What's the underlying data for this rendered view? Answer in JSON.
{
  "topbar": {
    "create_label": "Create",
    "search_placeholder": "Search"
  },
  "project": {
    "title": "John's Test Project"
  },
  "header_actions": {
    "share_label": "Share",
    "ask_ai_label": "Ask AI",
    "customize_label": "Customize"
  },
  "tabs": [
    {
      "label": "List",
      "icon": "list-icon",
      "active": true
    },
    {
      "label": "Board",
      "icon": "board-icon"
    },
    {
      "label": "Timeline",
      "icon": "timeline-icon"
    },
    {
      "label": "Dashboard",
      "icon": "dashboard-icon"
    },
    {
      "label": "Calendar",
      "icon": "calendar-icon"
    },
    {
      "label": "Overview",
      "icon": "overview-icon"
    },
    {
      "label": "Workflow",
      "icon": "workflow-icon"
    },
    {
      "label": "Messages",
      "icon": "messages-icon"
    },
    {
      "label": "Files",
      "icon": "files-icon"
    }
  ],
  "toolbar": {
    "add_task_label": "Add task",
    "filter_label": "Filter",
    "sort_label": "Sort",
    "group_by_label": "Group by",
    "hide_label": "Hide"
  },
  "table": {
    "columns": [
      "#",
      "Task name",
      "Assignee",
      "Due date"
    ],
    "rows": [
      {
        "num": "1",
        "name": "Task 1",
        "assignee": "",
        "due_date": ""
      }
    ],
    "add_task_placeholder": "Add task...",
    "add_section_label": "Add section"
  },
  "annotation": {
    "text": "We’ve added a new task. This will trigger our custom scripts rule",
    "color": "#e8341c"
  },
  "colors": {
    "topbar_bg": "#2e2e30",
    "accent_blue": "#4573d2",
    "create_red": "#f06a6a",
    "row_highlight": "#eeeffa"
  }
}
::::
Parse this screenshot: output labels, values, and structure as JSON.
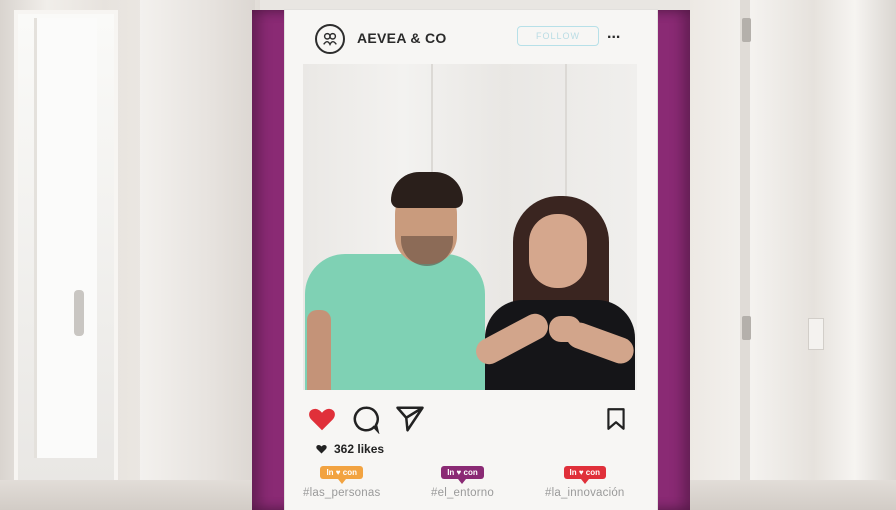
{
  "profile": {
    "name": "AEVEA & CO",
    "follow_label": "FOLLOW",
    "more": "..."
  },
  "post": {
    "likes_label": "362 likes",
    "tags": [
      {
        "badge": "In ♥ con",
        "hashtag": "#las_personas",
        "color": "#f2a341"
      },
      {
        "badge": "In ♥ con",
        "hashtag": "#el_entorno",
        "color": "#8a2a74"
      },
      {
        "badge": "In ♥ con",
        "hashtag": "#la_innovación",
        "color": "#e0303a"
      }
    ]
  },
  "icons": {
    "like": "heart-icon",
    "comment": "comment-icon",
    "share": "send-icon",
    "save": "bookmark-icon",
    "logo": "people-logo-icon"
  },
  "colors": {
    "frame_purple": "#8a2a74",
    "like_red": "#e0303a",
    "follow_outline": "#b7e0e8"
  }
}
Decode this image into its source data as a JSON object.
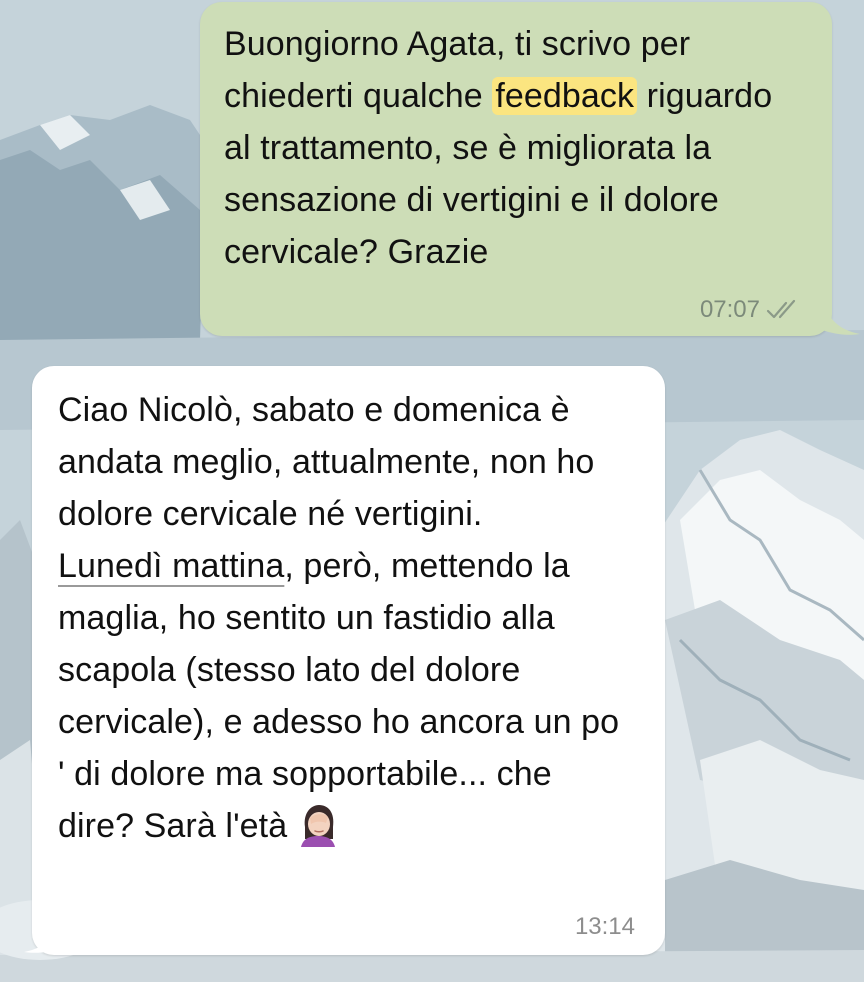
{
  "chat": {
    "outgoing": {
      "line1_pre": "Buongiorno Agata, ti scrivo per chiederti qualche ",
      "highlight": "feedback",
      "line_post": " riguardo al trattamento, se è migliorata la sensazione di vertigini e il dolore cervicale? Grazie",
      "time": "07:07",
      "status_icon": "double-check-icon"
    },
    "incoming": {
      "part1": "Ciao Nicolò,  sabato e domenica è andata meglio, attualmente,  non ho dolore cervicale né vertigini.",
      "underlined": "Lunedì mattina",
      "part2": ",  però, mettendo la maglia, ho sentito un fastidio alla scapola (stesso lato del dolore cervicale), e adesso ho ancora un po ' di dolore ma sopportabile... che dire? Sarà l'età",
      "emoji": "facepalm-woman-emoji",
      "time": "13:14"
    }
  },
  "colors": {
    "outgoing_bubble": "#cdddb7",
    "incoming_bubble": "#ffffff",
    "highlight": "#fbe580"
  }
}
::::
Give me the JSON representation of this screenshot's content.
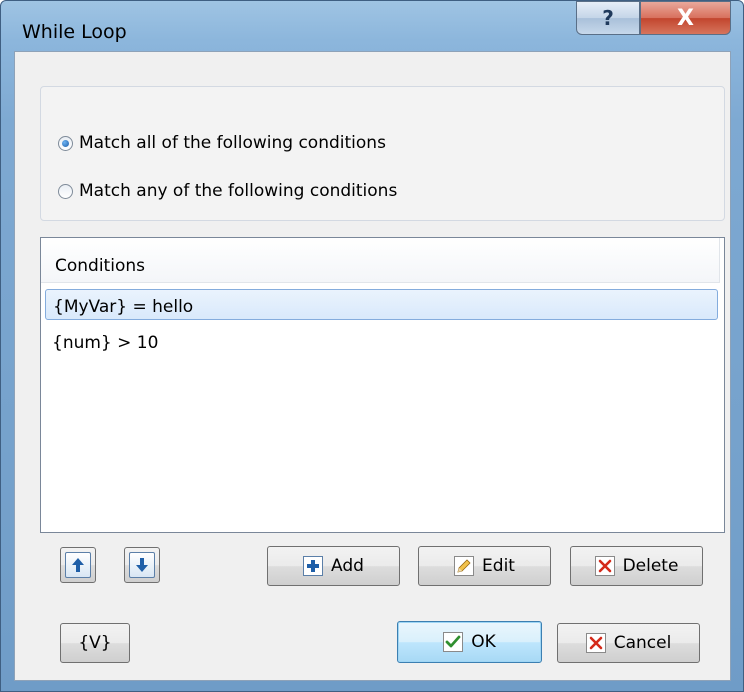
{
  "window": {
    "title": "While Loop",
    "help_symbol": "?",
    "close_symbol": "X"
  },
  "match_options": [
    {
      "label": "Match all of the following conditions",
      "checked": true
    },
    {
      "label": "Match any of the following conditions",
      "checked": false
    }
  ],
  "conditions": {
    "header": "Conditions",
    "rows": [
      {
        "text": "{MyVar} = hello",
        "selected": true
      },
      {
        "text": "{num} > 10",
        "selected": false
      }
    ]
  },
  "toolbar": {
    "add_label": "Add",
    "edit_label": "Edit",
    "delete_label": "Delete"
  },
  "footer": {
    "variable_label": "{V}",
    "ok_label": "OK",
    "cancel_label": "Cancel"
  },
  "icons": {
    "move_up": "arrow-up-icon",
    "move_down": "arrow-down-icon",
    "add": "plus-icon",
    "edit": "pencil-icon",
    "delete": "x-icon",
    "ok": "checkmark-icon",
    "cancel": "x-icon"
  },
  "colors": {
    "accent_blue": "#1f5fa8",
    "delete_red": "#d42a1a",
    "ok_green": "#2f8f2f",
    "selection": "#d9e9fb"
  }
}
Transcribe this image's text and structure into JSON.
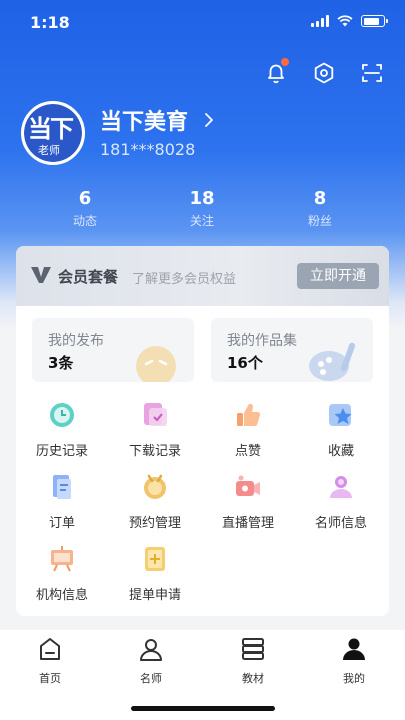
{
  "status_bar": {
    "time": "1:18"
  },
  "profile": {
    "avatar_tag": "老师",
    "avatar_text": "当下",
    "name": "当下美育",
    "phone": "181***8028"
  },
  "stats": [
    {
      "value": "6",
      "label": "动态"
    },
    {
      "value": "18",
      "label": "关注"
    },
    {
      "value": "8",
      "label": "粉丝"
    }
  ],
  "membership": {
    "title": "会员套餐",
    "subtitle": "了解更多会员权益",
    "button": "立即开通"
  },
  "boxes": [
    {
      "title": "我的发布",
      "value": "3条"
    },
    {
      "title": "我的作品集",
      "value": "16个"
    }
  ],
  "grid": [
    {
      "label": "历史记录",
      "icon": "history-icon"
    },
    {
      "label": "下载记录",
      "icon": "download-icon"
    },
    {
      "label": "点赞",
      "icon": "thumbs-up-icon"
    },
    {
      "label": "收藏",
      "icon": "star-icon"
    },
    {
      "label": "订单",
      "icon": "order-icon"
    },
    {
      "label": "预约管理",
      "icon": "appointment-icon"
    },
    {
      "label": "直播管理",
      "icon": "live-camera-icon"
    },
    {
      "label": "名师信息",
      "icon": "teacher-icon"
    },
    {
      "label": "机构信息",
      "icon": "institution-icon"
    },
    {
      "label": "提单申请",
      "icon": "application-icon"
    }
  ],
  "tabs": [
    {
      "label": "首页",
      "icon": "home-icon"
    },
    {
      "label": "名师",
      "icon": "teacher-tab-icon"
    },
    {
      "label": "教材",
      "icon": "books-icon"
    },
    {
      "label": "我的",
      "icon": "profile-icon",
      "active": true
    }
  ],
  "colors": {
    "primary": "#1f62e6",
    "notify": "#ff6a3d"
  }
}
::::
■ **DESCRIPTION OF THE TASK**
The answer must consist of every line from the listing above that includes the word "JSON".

■ **RESPONSE TO THE EXERCISE**
What's the underlying data for this rendered view? Answer in JSON.
Parse this screenshot: output labels, values, and structure as JSON.
Decode this image into its source data as a JSON object.
Give me the JSON representation of this screenshot's content.
Transcribe this image's text and structure into JSON.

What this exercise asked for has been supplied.